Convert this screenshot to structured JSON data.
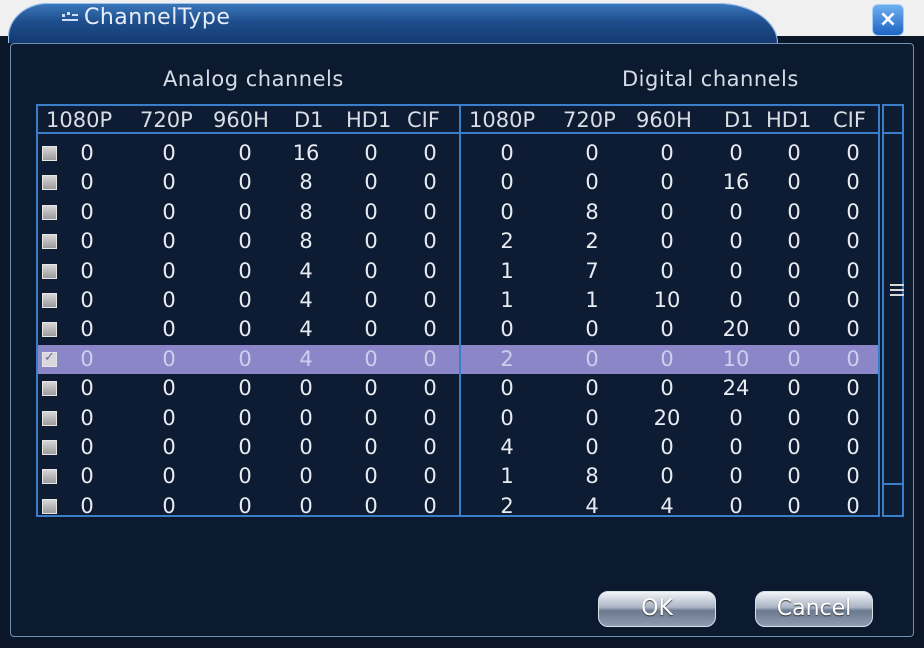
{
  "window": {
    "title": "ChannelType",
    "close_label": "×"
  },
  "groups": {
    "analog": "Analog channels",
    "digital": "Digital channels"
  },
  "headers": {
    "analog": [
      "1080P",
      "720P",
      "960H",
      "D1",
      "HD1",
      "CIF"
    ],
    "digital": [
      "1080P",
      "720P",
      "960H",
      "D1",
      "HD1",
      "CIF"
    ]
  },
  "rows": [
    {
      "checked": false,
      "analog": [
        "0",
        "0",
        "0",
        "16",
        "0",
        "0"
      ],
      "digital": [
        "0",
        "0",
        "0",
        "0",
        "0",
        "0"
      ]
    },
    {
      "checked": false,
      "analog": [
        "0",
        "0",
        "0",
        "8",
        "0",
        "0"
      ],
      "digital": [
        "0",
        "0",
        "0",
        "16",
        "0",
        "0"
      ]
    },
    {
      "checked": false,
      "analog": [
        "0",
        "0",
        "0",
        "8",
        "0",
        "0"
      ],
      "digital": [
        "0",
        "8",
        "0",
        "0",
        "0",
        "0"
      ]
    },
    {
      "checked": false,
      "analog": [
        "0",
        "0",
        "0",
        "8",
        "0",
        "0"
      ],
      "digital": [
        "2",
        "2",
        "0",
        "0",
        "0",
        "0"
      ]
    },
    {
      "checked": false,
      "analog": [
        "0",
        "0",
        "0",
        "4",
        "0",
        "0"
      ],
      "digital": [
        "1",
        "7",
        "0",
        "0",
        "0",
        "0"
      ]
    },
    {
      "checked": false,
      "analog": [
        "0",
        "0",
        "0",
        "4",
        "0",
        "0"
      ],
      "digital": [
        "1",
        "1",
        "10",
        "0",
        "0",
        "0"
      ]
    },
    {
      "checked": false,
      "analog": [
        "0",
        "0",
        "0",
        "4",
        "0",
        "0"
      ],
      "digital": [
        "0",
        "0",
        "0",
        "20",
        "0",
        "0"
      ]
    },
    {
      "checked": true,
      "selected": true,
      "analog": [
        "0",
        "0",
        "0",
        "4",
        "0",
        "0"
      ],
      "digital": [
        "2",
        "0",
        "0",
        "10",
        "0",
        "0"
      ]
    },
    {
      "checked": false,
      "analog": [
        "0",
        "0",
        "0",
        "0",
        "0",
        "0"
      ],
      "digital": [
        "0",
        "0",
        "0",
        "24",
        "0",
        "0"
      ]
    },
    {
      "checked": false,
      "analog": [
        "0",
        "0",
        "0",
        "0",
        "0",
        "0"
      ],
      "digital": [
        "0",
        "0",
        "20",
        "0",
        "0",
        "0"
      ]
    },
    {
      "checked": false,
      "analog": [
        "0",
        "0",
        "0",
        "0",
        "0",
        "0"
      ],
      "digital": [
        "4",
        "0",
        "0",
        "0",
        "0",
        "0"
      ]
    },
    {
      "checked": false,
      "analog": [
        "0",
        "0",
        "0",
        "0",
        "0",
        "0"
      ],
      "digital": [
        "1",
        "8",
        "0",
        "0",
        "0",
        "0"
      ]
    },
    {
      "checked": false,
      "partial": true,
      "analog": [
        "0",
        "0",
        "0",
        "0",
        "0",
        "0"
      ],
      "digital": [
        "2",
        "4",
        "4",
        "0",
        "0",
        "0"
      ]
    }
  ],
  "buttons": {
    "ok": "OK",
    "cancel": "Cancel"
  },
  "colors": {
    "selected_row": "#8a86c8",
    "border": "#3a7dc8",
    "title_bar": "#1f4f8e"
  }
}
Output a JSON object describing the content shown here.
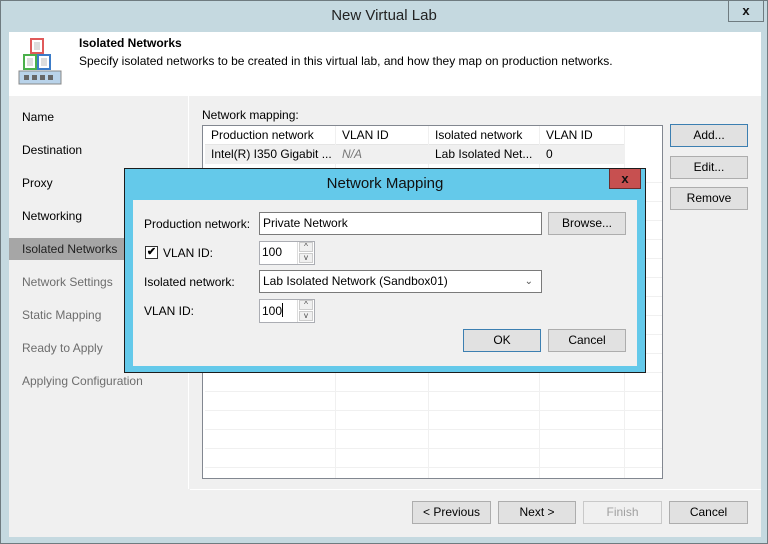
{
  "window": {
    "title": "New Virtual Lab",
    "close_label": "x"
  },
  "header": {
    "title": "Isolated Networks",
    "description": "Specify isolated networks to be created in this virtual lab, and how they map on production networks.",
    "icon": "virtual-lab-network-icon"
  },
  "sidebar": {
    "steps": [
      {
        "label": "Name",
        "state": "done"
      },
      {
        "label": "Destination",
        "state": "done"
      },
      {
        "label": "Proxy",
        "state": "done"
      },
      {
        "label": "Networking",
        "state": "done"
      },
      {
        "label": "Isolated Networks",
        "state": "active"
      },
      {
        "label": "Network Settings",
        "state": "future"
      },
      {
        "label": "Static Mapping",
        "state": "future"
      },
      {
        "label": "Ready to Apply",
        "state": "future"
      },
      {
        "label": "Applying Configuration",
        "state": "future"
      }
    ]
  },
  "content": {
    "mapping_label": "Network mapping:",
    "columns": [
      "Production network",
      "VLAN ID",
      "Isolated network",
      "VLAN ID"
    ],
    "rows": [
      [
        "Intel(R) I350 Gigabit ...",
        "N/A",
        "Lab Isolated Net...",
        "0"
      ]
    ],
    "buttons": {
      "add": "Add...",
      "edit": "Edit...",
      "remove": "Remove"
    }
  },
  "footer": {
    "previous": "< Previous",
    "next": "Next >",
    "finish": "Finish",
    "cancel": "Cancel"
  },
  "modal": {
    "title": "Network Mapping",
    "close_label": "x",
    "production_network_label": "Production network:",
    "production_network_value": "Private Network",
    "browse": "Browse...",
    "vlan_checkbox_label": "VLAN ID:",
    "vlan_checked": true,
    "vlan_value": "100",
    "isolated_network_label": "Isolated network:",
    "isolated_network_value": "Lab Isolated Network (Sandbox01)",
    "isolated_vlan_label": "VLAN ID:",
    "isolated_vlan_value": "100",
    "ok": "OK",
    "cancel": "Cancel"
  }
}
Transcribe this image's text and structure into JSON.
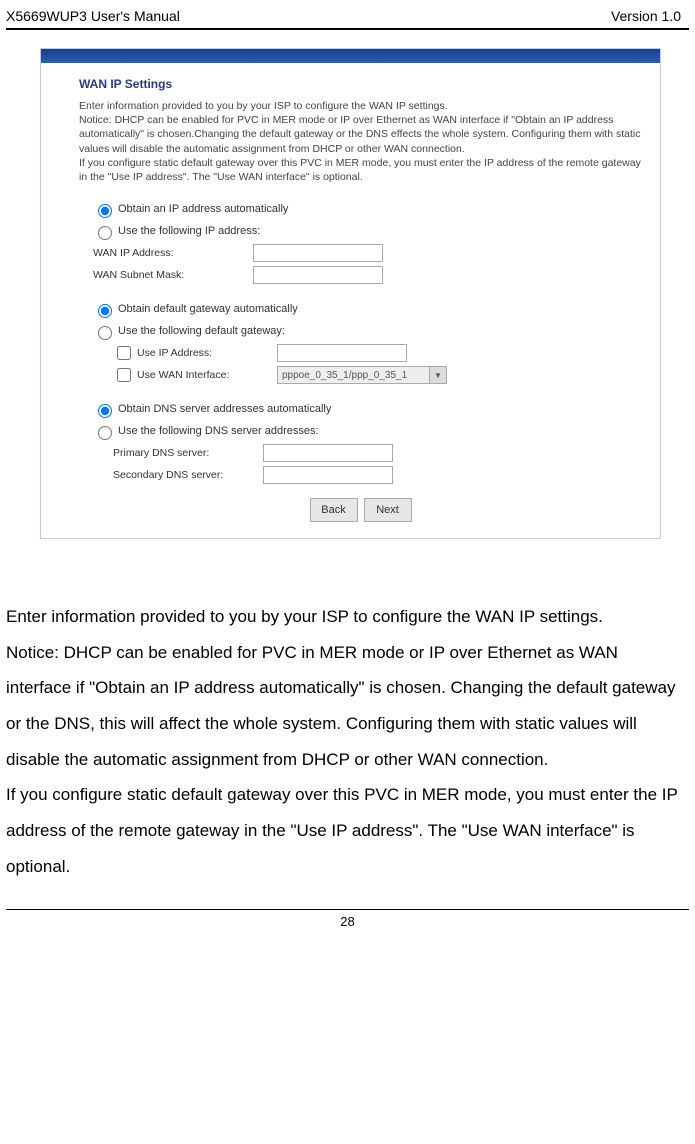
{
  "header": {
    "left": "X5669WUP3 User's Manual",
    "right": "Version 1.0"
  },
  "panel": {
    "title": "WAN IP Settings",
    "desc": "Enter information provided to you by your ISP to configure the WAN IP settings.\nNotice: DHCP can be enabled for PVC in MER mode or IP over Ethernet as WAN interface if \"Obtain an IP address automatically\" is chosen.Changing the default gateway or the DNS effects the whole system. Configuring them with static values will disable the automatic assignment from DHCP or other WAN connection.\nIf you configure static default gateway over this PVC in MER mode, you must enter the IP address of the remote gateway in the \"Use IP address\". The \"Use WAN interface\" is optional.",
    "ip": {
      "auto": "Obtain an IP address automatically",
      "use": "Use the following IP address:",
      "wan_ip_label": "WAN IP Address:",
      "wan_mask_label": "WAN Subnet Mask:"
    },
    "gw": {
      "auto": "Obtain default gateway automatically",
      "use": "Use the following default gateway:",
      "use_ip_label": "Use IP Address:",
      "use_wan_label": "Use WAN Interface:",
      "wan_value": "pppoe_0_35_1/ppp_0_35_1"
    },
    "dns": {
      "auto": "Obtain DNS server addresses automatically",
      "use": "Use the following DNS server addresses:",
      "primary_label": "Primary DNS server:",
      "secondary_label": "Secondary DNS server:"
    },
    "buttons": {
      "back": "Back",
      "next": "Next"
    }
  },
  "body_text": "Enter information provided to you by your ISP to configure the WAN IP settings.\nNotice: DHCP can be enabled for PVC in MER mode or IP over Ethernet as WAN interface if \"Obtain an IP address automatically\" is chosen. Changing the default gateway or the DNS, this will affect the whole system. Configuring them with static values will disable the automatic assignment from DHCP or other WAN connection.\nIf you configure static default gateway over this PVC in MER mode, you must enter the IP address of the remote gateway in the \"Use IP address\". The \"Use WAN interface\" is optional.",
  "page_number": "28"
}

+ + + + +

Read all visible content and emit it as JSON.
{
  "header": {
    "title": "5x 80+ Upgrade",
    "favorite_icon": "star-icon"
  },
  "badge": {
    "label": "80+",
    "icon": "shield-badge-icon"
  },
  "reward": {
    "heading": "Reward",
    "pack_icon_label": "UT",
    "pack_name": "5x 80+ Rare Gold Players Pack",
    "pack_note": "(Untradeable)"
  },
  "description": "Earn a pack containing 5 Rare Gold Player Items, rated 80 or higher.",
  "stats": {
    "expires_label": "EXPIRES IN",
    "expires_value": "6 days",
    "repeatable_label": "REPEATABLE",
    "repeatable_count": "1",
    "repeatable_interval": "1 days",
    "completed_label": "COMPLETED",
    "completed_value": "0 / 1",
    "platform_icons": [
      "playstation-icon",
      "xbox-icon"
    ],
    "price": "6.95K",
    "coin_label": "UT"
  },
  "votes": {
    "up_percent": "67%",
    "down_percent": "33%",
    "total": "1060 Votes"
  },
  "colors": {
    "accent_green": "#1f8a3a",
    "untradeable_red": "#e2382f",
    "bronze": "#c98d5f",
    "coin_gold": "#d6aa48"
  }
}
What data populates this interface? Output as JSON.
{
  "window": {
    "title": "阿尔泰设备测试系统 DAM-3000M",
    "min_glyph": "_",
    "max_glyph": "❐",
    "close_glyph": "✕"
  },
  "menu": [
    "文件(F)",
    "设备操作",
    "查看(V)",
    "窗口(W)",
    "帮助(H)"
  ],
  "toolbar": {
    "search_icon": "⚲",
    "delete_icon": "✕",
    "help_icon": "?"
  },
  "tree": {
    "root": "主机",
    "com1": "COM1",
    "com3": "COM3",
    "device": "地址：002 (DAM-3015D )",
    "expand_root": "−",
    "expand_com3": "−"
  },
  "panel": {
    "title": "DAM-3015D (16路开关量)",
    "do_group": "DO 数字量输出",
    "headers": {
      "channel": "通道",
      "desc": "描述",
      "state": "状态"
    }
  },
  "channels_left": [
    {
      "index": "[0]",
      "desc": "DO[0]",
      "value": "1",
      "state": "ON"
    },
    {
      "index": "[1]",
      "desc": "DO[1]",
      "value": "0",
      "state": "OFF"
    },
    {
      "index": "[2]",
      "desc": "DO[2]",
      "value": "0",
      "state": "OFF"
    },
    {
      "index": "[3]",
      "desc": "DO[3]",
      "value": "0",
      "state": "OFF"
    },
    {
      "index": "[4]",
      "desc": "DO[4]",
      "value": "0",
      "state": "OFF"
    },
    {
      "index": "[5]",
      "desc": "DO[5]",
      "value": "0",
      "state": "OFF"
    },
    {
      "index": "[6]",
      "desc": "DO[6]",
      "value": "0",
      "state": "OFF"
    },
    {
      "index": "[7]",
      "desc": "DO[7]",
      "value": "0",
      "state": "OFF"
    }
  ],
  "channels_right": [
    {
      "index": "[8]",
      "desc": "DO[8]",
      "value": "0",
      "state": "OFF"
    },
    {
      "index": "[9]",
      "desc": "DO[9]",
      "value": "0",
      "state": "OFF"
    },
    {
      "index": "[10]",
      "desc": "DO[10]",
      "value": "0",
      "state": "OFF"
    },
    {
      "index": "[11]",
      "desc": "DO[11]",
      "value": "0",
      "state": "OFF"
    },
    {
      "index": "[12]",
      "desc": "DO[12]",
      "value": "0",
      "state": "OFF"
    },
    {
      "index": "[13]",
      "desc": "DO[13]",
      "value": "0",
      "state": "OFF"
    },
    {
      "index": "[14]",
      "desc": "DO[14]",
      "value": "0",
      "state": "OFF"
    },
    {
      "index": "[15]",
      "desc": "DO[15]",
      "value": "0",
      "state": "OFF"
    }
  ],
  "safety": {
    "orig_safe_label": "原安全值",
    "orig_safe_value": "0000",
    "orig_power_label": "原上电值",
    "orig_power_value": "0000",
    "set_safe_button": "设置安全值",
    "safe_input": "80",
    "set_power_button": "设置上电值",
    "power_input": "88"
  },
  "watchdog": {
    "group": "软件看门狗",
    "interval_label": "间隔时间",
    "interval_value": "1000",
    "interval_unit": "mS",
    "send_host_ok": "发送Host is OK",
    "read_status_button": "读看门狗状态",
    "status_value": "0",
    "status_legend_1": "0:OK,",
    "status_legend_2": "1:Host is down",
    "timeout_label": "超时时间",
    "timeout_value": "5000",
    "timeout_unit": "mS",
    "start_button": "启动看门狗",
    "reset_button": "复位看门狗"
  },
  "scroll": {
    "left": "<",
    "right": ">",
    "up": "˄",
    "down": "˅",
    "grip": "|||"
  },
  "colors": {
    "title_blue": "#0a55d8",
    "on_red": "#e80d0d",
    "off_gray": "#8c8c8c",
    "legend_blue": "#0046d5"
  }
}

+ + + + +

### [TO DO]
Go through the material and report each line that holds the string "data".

### [RESULT BELOW]
Convert this screenshot to structured JSON data.
What data populates this interface? Output as JSON.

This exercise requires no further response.